- DESCRIPTION OF THE TASK:
Search the entries for the word "color". Copy each line in which it is found.

[Component data from apps and pages]
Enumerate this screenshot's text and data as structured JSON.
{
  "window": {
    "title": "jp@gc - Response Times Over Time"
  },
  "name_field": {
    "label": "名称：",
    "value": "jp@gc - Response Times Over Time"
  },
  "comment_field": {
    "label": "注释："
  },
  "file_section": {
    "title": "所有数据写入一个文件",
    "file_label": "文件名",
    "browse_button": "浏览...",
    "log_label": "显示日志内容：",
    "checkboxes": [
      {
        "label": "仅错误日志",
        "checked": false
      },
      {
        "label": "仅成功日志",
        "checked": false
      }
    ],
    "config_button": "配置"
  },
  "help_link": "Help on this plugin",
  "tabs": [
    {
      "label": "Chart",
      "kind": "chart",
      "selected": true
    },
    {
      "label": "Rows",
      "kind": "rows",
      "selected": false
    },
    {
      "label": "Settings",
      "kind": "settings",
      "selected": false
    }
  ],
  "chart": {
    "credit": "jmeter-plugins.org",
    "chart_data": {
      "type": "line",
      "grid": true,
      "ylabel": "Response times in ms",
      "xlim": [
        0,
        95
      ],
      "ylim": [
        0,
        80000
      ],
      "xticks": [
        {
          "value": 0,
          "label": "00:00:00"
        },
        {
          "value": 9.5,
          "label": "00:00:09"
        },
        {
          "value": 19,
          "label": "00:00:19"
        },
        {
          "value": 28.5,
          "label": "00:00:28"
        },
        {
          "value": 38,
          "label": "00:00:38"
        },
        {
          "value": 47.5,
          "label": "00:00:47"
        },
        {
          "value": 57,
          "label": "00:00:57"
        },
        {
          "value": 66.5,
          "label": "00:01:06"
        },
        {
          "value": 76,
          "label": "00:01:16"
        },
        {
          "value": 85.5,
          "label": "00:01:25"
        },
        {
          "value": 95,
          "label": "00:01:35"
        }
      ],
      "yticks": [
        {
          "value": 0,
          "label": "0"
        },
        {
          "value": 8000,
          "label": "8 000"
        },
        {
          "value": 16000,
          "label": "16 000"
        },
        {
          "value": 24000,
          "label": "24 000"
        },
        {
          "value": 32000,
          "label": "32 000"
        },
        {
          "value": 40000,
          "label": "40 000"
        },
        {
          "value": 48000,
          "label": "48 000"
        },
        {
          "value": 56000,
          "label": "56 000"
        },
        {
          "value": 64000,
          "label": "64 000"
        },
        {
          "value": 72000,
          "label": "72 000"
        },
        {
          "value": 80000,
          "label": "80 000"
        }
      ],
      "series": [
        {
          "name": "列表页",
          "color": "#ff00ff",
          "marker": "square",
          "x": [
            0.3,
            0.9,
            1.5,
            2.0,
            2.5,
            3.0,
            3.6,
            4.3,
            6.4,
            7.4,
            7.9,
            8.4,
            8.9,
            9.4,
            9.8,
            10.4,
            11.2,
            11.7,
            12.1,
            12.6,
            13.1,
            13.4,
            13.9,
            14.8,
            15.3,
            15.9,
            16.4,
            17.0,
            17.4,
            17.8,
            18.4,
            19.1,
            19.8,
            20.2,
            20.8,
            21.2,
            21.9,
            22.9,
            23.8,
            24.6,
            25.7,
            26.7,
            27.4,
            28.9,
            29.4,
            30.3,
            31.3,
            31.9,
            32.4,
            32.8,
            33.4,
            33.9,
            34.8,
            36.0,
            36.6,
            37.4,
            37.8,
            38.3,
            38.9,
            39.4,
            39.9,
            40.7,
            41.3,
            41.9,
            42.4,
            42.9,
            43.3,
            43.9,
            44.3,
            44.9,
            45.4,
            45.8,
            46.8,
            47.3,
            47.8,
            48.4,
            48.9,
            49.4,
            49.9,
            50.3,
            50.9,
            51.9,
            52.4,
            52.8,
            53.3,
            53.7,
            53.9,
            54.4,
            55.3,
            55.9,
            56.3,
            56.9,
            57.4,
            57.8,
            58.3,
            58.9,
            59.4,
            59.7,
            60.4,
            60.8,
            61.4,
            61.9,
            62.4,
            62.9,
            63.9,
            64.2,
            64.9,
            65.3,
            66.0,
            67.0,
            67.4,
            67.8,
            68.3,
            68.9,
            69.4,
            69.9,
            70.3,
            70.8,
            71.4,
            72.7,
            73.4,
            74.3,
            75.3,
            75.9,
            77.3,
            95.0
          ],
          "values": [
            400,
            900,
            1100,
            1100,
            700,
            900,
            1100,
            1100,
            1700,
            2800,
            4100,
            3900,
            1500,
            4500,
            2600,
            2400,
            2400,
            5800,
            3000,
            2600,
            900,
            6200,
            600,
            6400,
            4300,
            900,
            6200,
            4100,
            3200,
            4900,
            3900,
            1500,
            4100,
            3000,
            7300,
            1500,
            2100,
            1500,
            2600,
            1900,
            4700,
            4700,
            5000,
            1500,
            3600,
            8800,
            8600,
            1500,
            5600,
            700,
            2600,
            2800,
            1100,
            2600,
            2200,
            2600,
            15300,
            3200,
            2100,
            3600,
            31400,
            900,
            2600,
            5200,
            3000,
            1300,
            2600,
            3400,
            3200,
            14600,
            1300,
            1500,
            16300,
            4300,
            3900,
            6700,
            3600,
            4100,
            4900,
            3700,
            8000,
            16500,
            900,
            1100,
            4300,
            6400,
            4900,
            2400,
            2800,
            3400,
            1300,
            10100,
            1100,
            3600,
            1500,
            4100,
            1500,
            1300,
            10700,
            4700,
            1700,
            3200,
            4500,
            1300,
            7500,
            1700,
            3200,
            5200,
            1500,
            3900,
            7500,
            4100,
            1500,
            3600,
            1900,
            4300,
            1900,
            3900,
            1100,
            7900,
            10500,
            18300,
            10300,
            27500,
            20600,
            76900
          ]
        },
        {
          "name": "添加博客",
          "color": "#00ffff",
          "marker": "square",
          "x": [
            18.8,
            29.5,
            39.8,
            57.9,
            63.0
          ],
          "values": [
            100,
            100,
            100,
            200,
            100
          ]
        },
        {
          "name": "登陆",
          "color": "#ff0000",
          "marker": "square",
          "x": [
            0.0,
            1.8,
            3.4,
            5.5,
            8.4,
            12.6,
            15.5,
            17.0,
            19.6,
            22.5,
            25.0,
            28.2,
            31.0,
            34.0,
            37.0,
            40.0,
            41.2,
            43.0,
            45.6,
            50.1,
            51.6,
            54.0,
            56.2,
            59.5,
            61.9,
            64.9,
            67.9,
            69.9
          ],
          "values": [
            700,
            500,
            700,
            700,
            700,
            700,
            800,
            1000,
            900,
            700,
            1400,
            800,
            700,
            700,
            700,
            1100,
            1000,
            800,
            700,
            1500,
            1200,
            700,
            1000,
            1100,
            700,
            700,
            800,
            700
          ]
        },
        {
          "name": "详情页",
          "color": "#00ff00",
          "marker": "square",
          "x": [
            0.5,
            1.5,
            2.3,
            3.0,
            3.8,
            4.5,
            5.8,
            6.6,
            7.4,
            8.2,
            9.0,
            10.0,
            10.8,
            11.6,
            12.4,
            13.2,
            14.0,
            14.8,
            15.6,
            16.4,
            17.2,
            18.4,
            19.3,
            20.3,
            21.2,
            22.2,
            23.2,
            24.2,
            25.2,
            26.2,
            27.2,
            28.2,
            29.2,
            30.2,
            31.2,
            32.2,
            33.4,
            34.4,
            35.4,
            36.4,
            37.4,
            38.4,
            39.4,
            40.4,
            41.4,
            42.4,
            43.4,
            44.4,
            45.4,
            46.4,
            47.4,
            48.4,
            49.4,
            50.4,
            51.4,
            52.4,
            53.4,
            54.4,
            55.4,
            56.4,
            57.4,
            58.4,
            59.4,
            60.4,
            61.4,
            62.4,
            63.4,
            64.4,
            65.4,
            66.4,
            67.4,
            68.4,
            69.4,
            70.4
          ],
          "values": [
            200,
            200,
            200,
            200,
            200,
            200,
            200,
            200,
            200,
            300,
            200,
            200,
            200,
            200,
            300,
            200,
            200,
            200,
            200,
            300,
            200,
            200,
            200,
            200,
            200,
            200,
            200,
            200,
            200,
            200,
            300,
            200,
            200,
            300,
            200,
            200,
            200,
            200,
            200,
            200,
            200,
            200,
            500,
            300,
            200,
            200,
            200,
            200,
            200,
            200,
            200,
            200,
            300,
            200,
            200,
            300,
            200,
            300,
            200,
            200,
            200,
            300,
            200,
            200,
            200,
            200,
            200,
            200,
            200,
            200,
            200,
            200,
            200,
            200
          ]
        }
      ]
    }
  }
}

- EXERCISE OUTPUT:
          "color": "#ff00ff",
          "color": "#00ffff",
          "color": "#ff0000",
          "color": "#00ff00",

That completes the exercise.